Layer 1 blockchains have been at the forefront of securing spectacular gains for investors ever since Ethereum launched at $0.31. Projects such as Solana, Cardano, and BNB have all gone on to secure enormous gains. Yes, even at current prices, Solana is still significantly higher than its ICO price, which is $0.22. An important note to those utilizing CoinGecko and other similar metric-based sites. CoinGecko will only record and document price action from the time they begin tracking the asset.
Solana, for instance, is recorded as having an all-time low of $0.50 on CoinGecko. However, that is not the lowest price the asset has ever traded. From what I can tell, Solana has never traded below its ICO price of $0.22, which is significantly lower than that recorded on CoinGecko. At the end of the day, many of these blockchains have performed phenomenally well over a fairly short time frame. There are however a number of challenges that lie ahead for layer 1 blockchains.
As I have recently mentioned, I am not really interested in Ethereum as a future investment opportunity. I had a good run with ETH, and too many “issues” have managed to deter me altogether. Centralization is one of the many concerns that I have in regard to Ethereum. However, this is not an issue only pertaining to ETH. This is often part and parcel of the ICO launch.
The majority of ICO launches see much of the circulating supply being handed off to the founders, devs, and treasury. This automatically creates a centralization issue right from the start. Premines are somewhat unethical in my opinion. This is one of the reasons why I love Ravencoin so much. Eventually, the market will realize that this blockchain operates on a set of principles that are far above its competitors. This will likely happen when many layer 1s get hit by the SEC. You can quote me on this one!
VC backing and node centralization is yet another arm of this terrible monster. From the point of a medium-term trade, I guess one can risk it. However, coins to hold over the long term need to have certain aspects that will protect them from the inevitable scrutiny that is coming. It’s just a matter of time. A strong level of decentralization is important and should be part of an investor’s checklist, in my opinion.
The Security Issue
This has been haunting the Crypto space for some time now, and I am guessing it won’t be long now. The FTX debacle has obviously accelerated this aspect of regulation. FTX has left a lot of egg on a lot of politicians’ faces. There will most likely be an exaggerated move in an attempt to appear proactive and concerned. I guess this is where the under-the-radar projects have a bit of an edge. Setting an example usually implies that the top dogs take the knock.
I would expect BNB and other layer 1s to get hit first. I somehow think that Ethereum’s relationship with the WEF might act as a shield, at least in the short term. One also doesn’t know how the market will respond to such an event. Remember, every bull trap has been driven by retail investors. What happens if they surrender to the fear, uncertainty, and doubt? Markets often knee-jerk in such conditions.

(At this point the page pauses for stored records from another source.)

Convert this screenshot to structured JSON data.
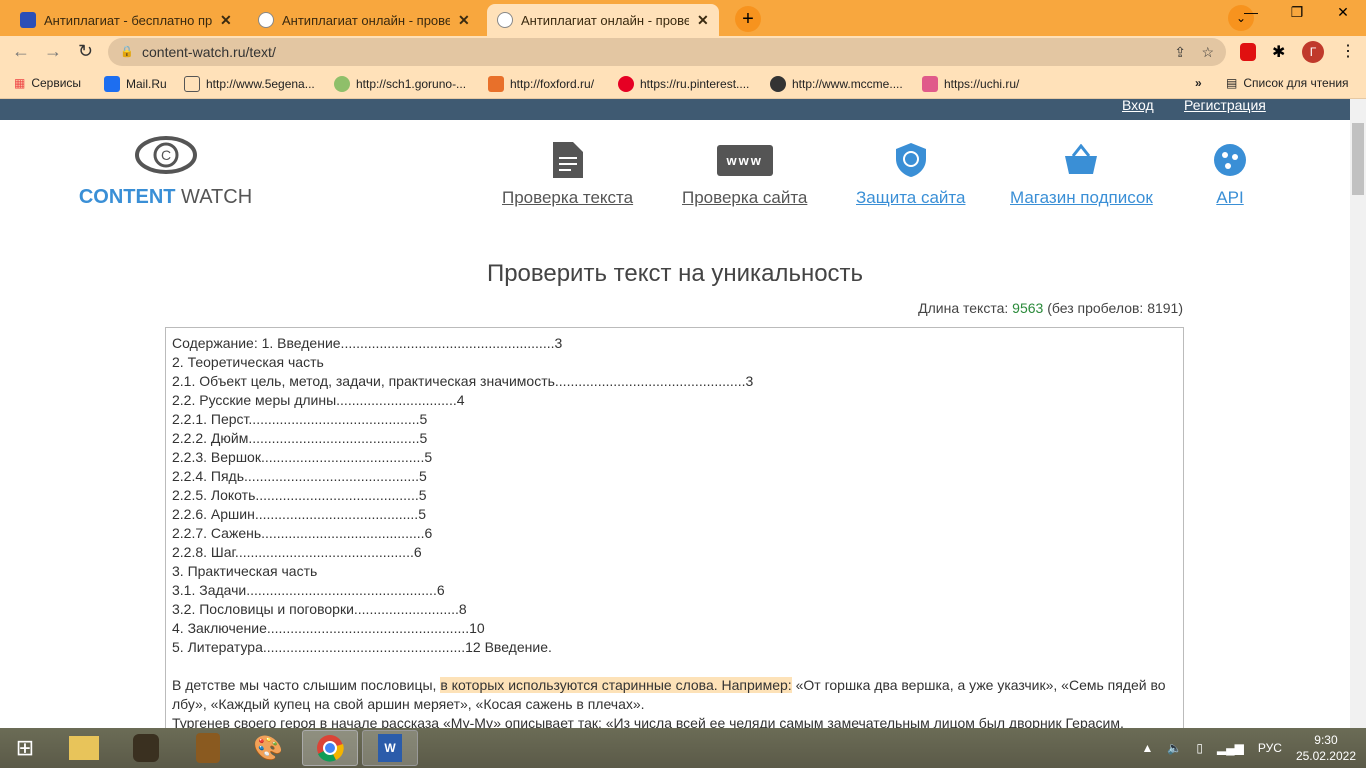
{
  "browser": {
    "tabs": [
      {
        "title": "Антиплагиат - бесплатно прове",
        "active": false
      },
      {
        "title": "Антиплагиат онлайн - проверит",
        "active": false
      },
      {
        "title": "Антиплагиат онлайн - проверит",
        "active": true
      }
    ],
    "url": "content-watch.ru/text/",
    "bookmarks": [
      "Сервисы",
      "Mail.Ru",
      "http://www.5egena...",
      "http://sch1.goruno-...",
      "http://foxford.ru/",
      "https://ru.pinterest....",
      "http://www.mccme....",
      "https://uchi.ru/"
    ],
    "reading_list": "Список для чтения",
    "profile_initial": "Г",
    "accent": "#f8a73e"
  },
  "site": {
    "header_links": {
      "login": "Вход",
      "register": "Регистрация"
    },
    "logo": {
      "part1": "CONTENT",
      "part2": " WATCH"
    },
    "nav": [
      {
        "label": "Проверка текста",
        "icon": "document-icon"
      },
      {
        "label": "Проверка сайта",
        "icon": "www-icon",
        "icon_text": "www"
      },
      {
        "label": "Защита сайта",
        "icon": "shield-icon"
      },
      {
        "label": "Магазин подписок",
        "icon": "basket-icon"
      },
      {
        "label": "API",
        "icon": "api-icon"
      }
    ],
    "title": "Проверить текст на уникальность",
    "length": {
      "label": "Длина текста: ",
      "value": "9563",
      "nospace": " (без пробелов: 8191)"
    },
    "text_lines": [
      "Содержание: 1. Введение.......................................................3",
      "2. Теоретическая часть",
      "2.1. Объект цель, метод, задачи, практическая значимость.................................................3",
      "2.2. Русские меры длины...............................4",
      "2.2.1. Перст............................................5",
      "2.2.2. Дюйм............................................5",
      "2.2.3. Вершок..........................................5",
      "2.2.4. Пядь.............................................5",
      "2.2.5. Локоть..........................................5",
      "2.2.6. Аршин..........................................5",
      "2.2.7. Сажень..........................................6",
      "2.2.8. Шаг..............................................6",
      "3. Практическая часть",
      "3.1. Задачи.................................................6",
      "3.2. Пословицы и поговорки...........................8",
      "4. Заключение....................................................10",
      "5. Литература....................................................12 Введение."
    ],
    "para1": {
      "before": "В детстве мы часто слышим пословицы, ",
      "highlight": "в которых используются старинные слова. Например:",
      "after": " «От горшка два вершка, а уже указчик», «Семь пядей во лбу», «Каждый купец на свой аршин меряет», «Косая сажень в плечах»."
    },
    "para2": "Тургенев своего героя в начале рассказа «Му-Му» описывает так: «Из числа всей ее челяди самым замечательным лицом был дворник Герасим,"
  },
  "taskbar": {
    "lang": "РУС",
    "time": "9:30",
    "date": "25.02.2022"
  }
}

This can sometimes create great buying opportunities. However, that is provided there is a bounce generated by renewed investor confidence. EOS has never really recovered from its “SEC moment”. It is difficult to discern how the market will respond.
These are real concerns, and could ultimately alter the course of many layer 1 blockchains. I think one has to weigh up the risks together with the potential returns, in order to establish if the risk/reward ratio still makes sense. As I said, I averaged approximately 40X on ETH. I know I am not going to get that again, at least not in a single cycle. That is another reason why I am out of ETH. The risk/reward is no longer attractive to me.
I feel there are better, and even safer alternatives out there that still have tremendous upside potential. Anyway, that’s my opinion and not investment advice. Each to his own, see you next time!